NASA's "flying saucer" has had a wet but happy landing, with the Low-Density Supersonic Decelerator (LDSD) finally taking to the skies after several launch delays, and giving positive early signs for potential future Mars technologies. The Saturday flight took place in Hawaii, with the distinctive saucer-shaped craft being dropped 120,000 feet above the Pacific Ocean and then taking thirty minutes to descend into the waves.
It wasn't a straight fall down, however. On the way, the LDSD not only tested out its flying abilities, but gave a bonus trial of two new landing systems which NASA thinks might assist in future Mars missions.

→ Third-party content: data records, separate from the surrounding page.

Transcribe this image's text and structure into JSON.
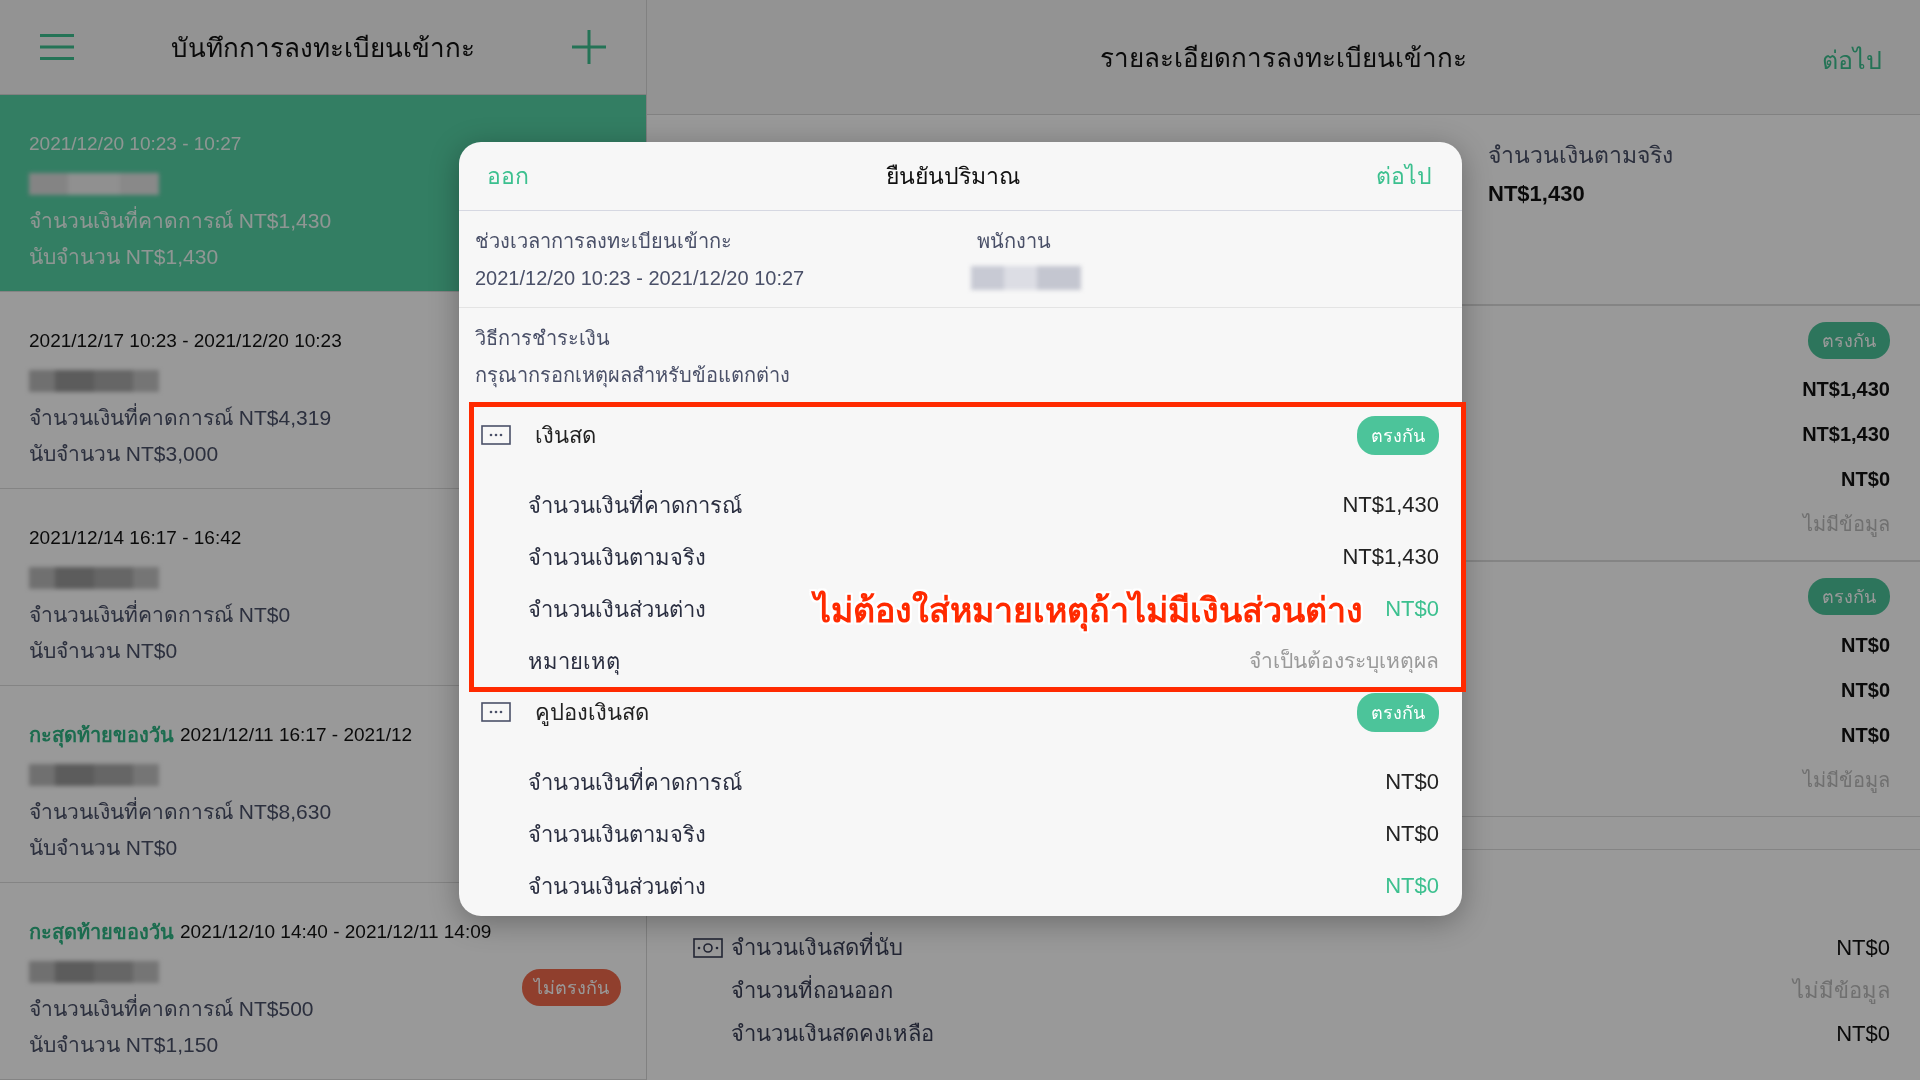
{
  "list_header": {
    "title": "บันทึกการลงทะเบียนเข้ากะ"
  },
  "shifts": [
    {
      "selected": true,
      "period": "2021/12/20 10:23 - 10:27",
      "expected": "จำนวนเงินที่คาดการณ์ NT$1,430",
      "counted": "นับจำนวน NT$1,430"
    },
    {
      "selected": false,
      "period": "2021/12/17 10:23 - 2021/12/20 10:23",
      "expected": "จำนวนเงินที่คาดการณ์ NT$4,319",
      "counted": "นับจำนวน NT$3,000"
    },
    {
      "selected": false,
      "period": "2021/12/14 16:17 - 16:42",
      "expected": "จำนวนเงินที่คาดการณ์ NT$0",
      "counted": "นับจำนวน NT$0"
    },
    {
      "selected": false,
      "prefix": "กะสุดท้ายของวัน",
      "period": "2021/12/11 16:17 - 2021/12",
      "expected": "จำนวนเงินที่คาดการณ์ NT$8,630",
      "counted": "นับจำนวน NT$0"
    },
    {
      "selected": false,
      "prefix": "กะสุดท้ายของวัน",
      "period": "2021/12/10 14:40 - 2021/12/11 14:09",
      "badge": "ไม่ตรงกัน",
      "expected": "จำนวนเงินที่คาดการณ์ NT$500",
      "counted": "นับจำนวน NT$1,150"
    }
  ],
  "detail_header": {
    "title": "รายละเอียดการลงทะเบียนเข้ากะ",
    "next": "ต่อไป"
  },
  "detail": {
    "actual_label": "จำนวนเงินตามจริง",
    "actual_value": "NT$1,430",
    "groups": [
      {
        "badge": "ตรงกัน",
        "values": [
          {
            "text": "NT$1,430",
            "muted": false
          },
          {
            "text": "NT$1,430",
            "muted": false
          },
          {
            "text": "NT$0",
            "muted": false
          },
          {
            "text": "ไม่มีข้อมูล",
            "muted": true
          }
        ]
      },
      {
        "badge": "ตรงกัน",
        "values": [
          {
            "text": "NT$0",
            "muted": false
          },
          {
            "text": "NT$0",
            "muted": false
          },
          {
            "text": "NT$0",
            "muted": false
          },
          {
            "text": "ไม่มีข้อมูล",
            "muted": true
          }
        ]
      }
    ],
    "cash_summary": [
      {
        "label": "จำนวนเงินสดที่นับ",
        "value": "NT$0",
        "muted": false,
        "icon": true
      },
      {
        "label": "จำนวนที่ถอนออก",
        "value": "ไม่มีข้อมูล",
        "muted": true,
        "icon": false
      },
      {
        "label": "จำนวนเงินสดคงเหลือ",
        "value": "NT$0",
        "muted": false,
        "icon": false
      }
    ]
  },
  "dialog": {
    "cancel": "ออก",
    "title": "ยืนยันปริมาณ",
    "next": "ต่อไป",
    "period_label": "ช่วงเวลาการลงทะเบียนเข้ากะ",
    "period_value": "2021/12/20 10:23 - 2021/12/20 10:27",
    "staff_label": "พนักงาน",
    "payment_label": "วิธีการชำระเงิน",
    "hint": "กรุณากรอกเหตุผลสำหรับข้อแตกต่าง",
    "methods": [
      {
        "name": "เงินสด",
        "badge": "ตรงกัน",
        "highlighted": true,
        "rows": [
          {
            "kind": "amount",
            "label": "จำนวนเงินที่คาดการณ์",
            "value": "NT$1,430"
          },
          {
            "kind": "amount",
            "label": "จำนวนเงินตามจริง",
            "value": "NT$1,430"
          },
          {
            "kind": "difference",
            "label": "จำนวนเงินส่วนต่าง",
            "value": "NT$0"
          },
          {
            "kind": "note",
            "label": "หมายเหตุ",
            "placeholder": "จำเป็นต้องระบุเหตุผล"
          }
        ]
      },
      {
        "name": "คูปองเงินสด",
        "badge": "ตรงกัน",
        "highlighted": false,
        "rows": [
          {
            "kind": "amount",
            "label": "จำนวนเงินที่คาดการณ์",
            "value": "NT$0"
          },
          {
            "kind": "amount",
            "label": "จำนวนเงินตามจริง",
            "value": "NT$0"
          },
          {
            "kind": "difference",
            "label": "จำนวนเงินส่วนต่าง",
            "value": "NT$0"
          }
        ]
      }
    ]
  },
  "annotation": {
    "text": "ไม่ต้องใส่หมายเหตุถ้าไม่มีเงินส่วนต่าง"
  }
}
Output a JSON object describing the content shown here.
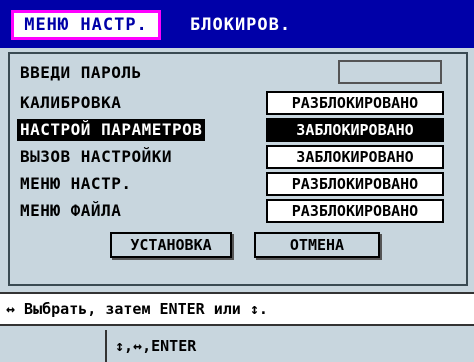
{
  "tabs": {
    "active": "МЕНЮ НАСТР.",
    "title": "БЛОКИРОВ."
  },
  "password": {
    "label": "ВВЕДИ ПАРОЛЬ",
    "value": ""
  },
  "rows": [
    {
      "label": "КАЛИБРОВКА",
      "value": "РАЗБЛОКИРОВАНО",
      "selected": false
    },
    {
      "label": "НАСТРОЙ ПАРАМЕТРОВ",
      "value": "ЗАБЛОКИРОВАНО",
      "selected": true
    },
    {
      "label": "ВЫЗОВ НАСТРОЙКИ",
      "value": "ЗАБЛОКИРОВАНО",
      "selected": false
    },
    {
      "label": "МЕНЮ НАСТР.",
      "value": "РАЗБЛОКИРОВАНО",
      "selected": false
    },
    {
      "label": "МЕНЮ ФАЙЛА",
      "value": "РАЗБЛОКИРОВАНО",
      "selected": false
    }
  ],
  "buttons": {
    "setup": "УСТАНОВКА",
    "cancel": "ОТМЕНА"
  },
  "hint": "↔ Выбрать, затем ENTER или ↕.",
  "status": "↕,↔,ENTER",
  "colors": {
    "header": "#0000a8",
    "tab_border": "#ff00ff",
    "panel": "#c8d6de"
  }
}
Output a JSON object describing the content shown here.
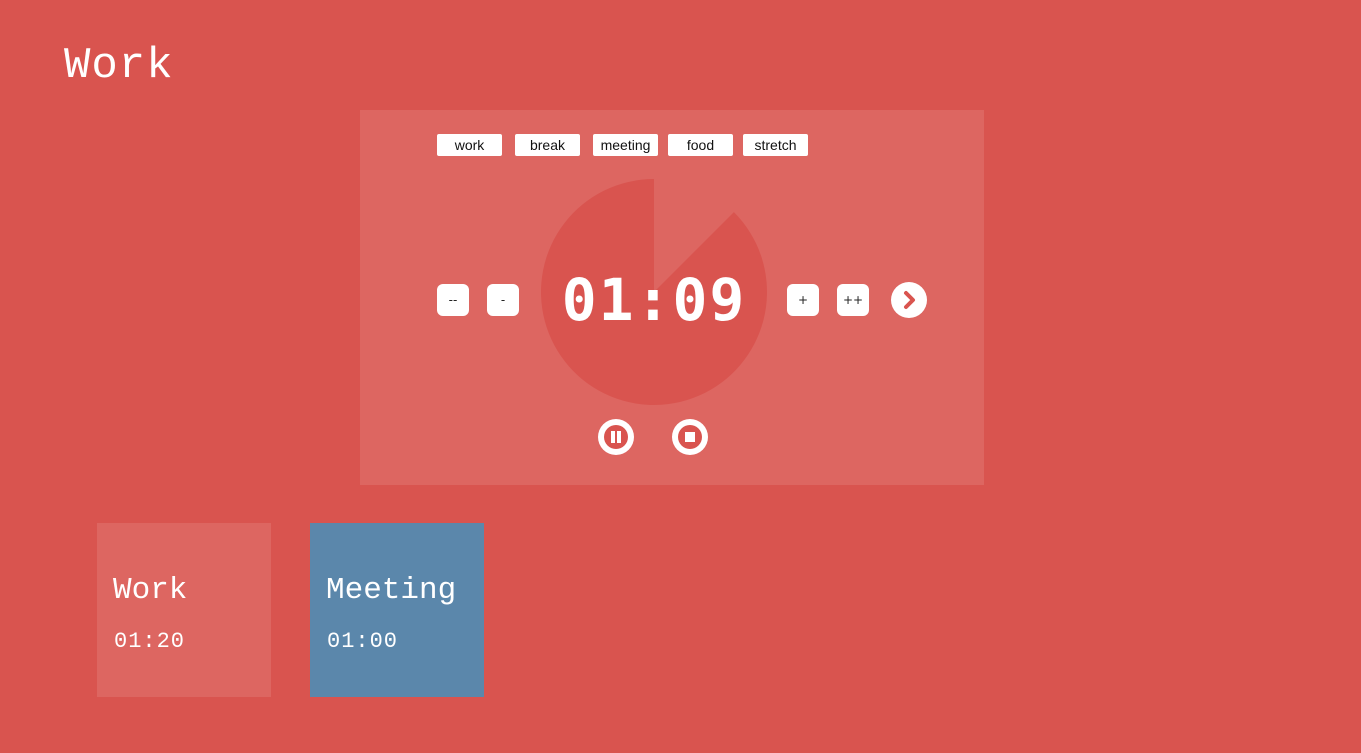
{
  "page": {
    "title": "Work"
  },
  "tags": [
    {
      "label": "work"
    },
    {
      "label": "break"
    },
    {
      "label": "meeting"
    },
    {
      "label": "food"
    },
    {
      "label": "stretch"
    }
  ],
  "timer": {
    "time": "01:09",
    "decrease_large_label": "--",
    "decrease_label": "-",
    "increase_label": "+",
    "increase_large_label": "++",
    "remaining_fraction": 0.875
  },
  "cards": [
    {
      "title": "Work",
      "time": "01:20",
      "color": "#dd6661"
    },
    {
      "title": "Meeting",
      "time": "01:00",
      "color": "#5b87ab"
    }
  ],
  "colors": {
    "background": "#d9544f",
    "panel": "#dd6661",
    "pie": "#d9544f",
    "meeting": "#5b87ab"
  },
  "icons": {
    "next": "chevron-right-icon",
    "pause": "pause-icon",
    "stop": "stop-icon"
  }
}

The saucer uses what's known as a Supersonic Inflatable Aerodynamic Decelerator (SIAD), in effect a huge inflatable ring which is designed to slow the craft down as it drops through the atmosphere. On Mars, that will be essential in making sure that payloads safely reach the surface after high-speed re-entry.
Since the SIAD worked well, the JPL team at NASA also had the opportunity to try out the Supersonic Disk Sail Parachute, the second stage of the slowing process. However, according to early results from the flight recorder, the parachute didn't quite deploy as intended.
That will be examined in time for next year's second test flight, with a new version of the LDSD.
Test flights had been intended to begin at the beginning of June, but several delays were encountered due to inclement weather conditions. If all goes as expected, the final design could end up capable of transporting payloads twice as heavy as the Curiosity rover to the surface of Mars.
That would be essential if manned missions are to take place at any point, since they'll require considerable infrastructure and ongoing resupply trips.